Available data:

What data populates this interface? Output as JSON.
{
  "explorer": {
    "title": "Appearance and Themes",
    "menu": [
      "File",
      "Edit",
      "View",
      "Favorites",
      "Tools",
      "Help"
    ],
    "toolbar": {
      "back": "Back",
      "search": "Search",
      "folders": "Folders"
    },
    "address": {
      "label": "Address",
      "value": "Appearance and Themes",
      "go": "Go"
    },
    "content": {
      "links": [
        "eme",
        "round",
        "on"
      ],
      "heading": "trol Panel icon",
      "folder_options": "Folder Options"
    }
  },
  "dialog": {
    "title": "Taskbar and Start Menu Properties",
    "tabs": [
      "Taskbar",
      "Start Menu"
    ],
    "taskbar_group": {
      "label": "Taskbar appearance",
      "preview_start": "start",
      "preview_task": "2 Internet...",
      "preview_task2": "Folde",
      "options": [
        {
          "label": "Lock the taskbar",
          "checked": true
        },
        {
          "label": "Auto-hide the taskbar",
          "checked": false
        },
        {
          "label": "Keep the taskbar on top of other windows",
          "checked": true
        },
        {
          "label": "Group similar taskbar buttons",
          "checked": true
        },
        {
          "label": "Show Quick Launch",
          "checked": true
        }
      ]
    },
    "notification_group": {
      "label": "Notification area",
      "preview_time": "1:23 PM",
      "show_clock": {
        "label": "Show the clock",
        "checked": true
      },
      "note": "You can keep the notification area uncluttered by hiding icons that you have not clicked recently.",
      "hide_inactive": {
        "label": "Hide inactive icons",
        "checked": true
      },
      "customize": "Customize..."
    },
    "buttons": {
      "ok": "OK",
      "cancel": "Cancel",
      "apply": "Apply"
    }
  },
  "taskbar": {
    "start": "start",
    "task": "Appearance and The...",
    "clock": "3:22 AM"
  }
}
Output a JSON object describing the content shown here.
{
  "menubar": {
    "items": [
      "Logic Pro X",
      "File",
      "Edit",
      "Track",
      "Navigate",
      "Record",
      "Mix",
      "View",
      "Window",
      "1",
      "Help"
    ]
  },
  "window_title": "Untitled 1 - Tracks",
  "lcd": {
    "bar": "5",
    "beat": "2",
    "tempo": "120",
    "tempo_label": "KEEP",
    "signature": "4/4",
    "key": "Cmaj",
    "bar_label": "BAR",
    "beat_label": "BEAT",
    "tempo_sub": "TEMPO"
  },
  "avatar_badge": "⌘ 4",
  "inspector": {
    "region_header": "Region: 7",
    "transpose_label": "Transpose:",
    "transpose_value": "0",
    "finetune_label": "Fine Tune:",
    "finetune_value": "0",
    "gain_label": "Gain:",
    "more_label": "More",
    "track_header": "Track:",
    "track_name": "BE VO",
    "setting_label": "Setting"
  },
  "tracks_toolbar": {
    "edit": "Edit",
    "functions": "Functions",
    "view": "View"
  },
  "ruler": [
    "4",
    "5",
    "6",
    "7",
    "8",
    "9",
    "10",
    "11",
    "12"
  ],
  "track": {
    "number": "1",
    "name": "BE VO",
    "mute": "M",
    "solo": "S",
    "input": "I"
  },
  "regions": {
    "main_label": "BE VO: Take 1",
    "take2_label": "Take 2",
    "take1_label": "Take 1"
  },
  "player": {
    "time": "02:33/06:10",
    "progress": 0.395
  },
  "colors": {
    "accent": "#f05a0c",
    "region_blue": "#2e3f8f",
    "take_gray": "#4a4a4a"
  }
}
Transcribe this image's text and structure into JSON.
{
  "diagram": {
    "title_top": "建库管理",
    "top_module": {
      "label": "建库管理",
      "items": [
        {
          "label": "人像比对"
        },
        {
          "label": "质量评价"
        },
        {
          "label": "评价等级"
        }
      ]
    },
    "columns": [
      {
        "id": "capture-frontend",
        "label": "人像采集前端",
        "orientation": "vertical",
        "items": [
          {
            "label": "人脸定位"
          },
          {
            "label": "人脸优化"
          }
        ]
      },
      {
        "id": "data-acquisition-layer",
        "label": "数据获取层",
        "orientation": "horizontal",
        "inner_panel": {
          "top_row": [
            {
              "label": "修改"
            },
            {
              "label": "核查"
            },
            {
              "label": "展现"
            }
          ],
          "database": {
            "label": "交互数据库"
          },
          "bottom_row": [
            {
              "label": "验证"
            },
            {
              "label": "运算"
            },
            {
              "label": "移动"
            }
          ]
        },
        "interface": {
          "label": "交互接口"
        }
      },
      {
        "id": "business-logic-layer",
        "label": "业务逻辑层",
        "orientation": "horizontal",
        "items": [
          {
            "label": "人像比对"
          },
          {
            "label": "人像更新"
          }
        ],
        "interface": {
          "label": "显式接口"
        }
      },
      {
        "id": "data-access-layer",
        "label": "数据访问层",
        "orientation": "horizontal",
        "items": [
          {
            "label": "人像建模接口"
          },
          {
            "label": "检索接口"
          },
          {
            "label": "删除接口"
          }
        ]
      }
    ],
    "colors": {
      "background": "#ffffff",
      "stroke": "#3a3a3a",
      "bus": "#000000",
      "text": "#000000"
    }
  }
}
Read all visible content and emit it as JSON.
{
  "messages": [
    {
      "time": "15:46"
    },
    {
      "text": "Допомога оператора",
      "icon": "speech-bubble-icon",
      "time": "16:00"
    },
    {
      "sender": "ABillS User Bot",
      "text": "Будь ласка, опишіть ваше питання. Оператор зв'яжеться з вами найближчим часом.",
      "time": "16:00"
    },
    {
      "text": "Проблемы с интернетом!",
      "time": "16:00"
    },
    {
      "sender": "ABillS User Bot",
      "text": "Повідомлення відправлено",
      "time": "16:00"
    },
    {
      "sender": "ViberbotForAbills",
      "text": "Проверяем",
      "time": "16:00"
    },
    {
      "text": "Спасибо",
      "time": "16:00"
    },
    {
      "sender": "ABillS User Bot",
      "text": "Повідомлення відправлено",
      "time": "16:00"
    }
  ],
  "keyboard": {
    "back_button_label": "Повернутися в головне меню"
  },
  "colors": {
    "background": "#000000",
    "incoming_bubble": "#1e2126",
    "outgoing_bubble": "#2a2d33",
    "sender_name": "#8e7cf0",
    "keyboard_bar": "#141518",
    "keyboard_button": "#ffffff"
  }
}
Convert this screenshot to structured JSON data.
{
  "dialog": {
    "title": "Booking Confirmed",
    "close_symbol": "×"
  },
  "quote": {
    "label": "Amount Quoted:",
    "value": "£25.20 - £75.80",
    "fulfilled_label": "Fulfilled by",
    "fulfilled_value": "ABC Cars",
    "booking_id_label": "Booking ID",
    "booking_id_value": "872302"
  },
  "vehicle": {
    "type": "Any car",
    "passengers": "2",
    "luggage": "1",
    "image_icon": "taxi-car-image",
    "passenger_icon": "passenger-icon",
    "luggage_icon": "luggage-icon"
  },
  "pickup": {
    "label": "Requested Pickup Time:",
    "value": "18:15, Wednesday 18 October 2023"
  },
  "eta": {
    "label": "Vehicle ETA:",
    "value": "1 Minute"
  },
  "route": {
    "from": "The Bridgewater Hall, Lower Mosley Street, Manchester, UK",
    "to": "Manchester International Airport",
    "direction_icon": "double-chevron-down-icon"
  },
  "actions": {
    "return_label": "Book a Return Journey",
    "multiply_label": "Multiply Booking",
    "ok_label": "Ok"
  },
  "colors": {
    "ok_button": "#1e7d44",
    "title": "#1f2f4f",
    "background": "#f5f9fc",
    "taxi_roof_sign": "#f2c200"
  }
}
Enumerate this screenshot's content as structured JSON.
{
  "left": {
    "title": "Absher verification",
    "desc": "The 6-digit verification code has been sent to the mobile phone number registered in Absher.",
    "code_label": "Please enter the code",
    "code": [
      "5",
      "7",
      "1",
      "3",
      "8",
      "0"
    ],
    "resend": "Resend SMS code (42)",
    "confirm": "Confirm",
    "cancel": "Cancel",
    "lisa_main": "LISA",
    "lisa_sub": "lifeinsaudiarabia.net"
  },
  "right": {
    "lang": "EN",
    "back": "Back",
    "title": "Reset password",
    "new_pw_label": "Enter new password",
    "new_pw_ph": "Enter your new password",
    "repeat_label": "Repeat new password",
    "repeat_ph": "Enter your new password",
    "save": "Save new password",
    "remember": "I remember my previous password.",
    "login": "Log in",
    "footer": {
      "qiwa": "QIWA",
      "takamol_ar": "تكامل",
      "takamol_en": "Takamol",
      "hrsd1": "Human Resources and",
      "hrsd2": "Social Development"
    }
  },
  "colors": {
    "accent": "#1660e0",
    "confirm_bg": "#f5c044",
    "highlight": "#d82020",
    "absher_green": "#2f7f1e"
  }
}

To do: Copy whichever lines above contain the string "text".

Exercise output:
Transcribe this image's text and structure into JSON.
      "text": "#000000"
      "text": "Допомога оператора",
      "text": "Будь ласка, опишіть ваше питання. Оператор зв'яжеться з вами найближчим часом.",
      "text": "Проблемы с интернетом!",
      "text": "Повідомлення відправлено",
      "text": "Проверяем",
      "text": "Спасибо",
      "text": "Повідомлення відправлено",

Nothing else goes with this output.